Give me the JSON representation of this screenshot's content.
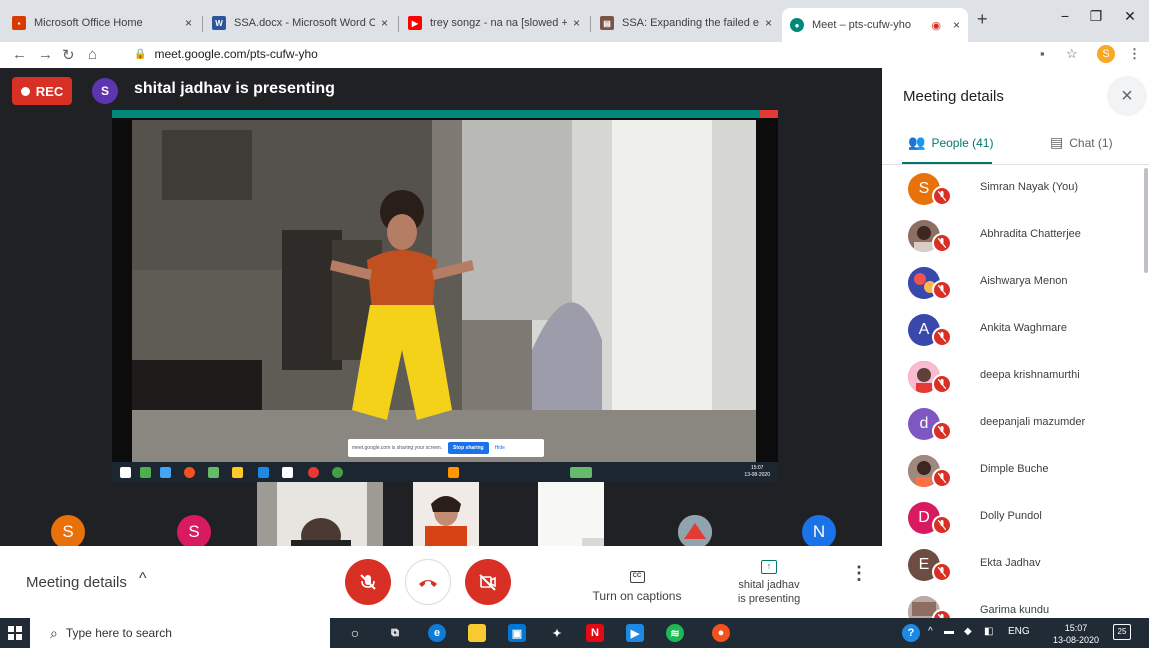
{
  "browser": {
    "tabs": [
      {
        "title": "Microsoft Office Home",
        "favicon_color": "#d83b01",
        "active": false
      },
      {
        "title": "SSA.docx - Microsoft Word On",
        "favicon_color": "#2b579a",
        "active": false
      },
      {
        "title": "trey songz - na na [slowed + re",
        "favicon_color": "#ff0000",
        "active": false
      },
      {
        "title": "SSA: Expanding the failed educ",
        "favicon_color": "#795548",
        "active": false
      },
      {
        "title": "Meet – pts-cufw-yho",
        "favicon_color": "#00897b",
        "active": true
      }
    ],
    "tab_close_glyph": "×",
    "new_tab_glyph": "+",
    "window_controls": {
      "minimize": "−",
      "restore": "❐",
      "close": "✕"
    },
    "url": "meet.google.com/pts-cufw-yho",
    "profile_initial": "S"
  },
  "meeting": {
    "rec_label": "REC",
    "presenter_initial": "S",
    "presenter_text": "shital jadhav is presenting",
    "share_notice": "meet.google.com is sharing your screen.",
    "stop_sharing": "Stop sharing",
    "hide": "Hide",
    "inner_clock_time": "15:07",
    "inner_clock_date": "13-08-2020",
    "filmstrip": [
      {
        "initial": "S",
        "color": "#e8710a"
      },
      {
        "initial": "S",
        "color": "#d81b60"
      },
      {
        "initial": "N",
        "color": "#1a73e8"
      }
    ]
  },
  "bottom_bar": {
    "meeting_details": "Meeting details",
    "chevron": "^",
    "captions_label": "Turn on captions",
    "captions_icon": "CC",
    "present_line1": "shital jadhav",
    "present_line2": "is presenting",
    "more_glyph": "⋮"
  },
  "panel": {
    "title": "Meeting details",
    "close_glyph": "×",
    "people_tab": "People (41)",
    "chat_tab": "Chat (1)",
    "people": [
      {
        "name": "Simran Nayak (You)",
        "initial": "S",
        "color": "#e8710a"
      },
      {
        "name": "Abhradita Chatterjee",
        "initial": "",
        "color": "#8d6e63"
      },
      {
        "name": "Aishwarya Menon",
        "initial": "",
        "color": "#5c6bc0"
      },
      {
        "name": "Ankita Waghmare",
        "initial": "A",
        "color": "#3949ab"
      },
      {
        "name": "deepa krishnamurthi",
        "initial": "",
        "color": "#c2185b"
      },
      {
        "name": "deepanjali mazumder",
        "initial": "d",
        "color": "#7e57c2"
      },
      {
        "name": "Dimple Buche",
        "initial": "",
        "color": "#6d4c41"
      },
      {
        "name": "Dolly Pundol",
        "initial": "D",
        "color": "#d81b60"
      },
      {
        "name": "Ekta Jadhav",
        "initial": "E",
        "color": "#6d4c41"
      },
      {
        "name": "Garima kundu",
        "initial": "",
        "color": "#a1887f"
      }
    ]
  },
  "taskbar": {
    "search_placeholder": "Type here to search",
    "lang": "ENG",
    "time": "15:07",
    "date": "13-08-2020",
    "notifications": "25"
  }
}
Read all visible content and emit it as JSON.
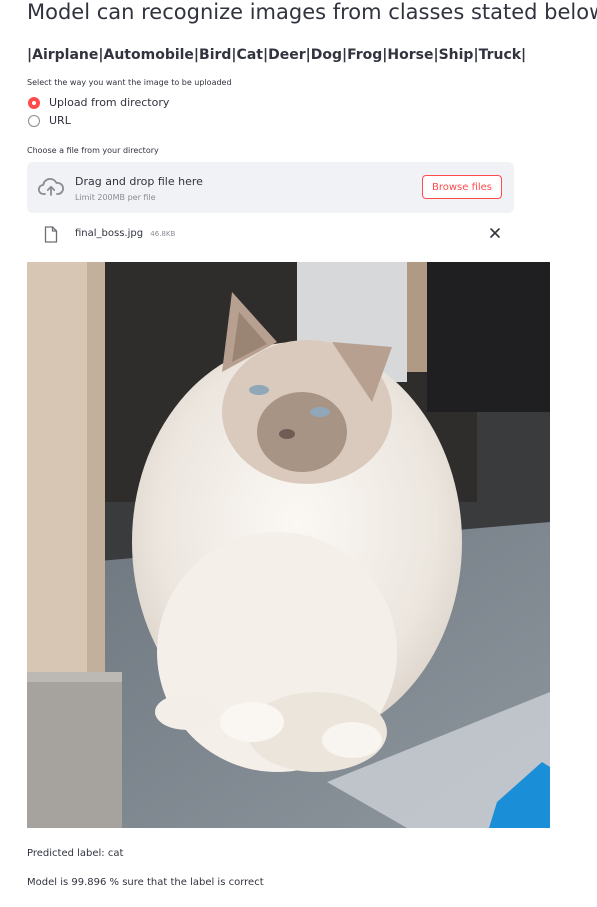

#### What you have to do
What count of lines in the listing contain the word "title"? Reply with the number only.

#### Output of the task
6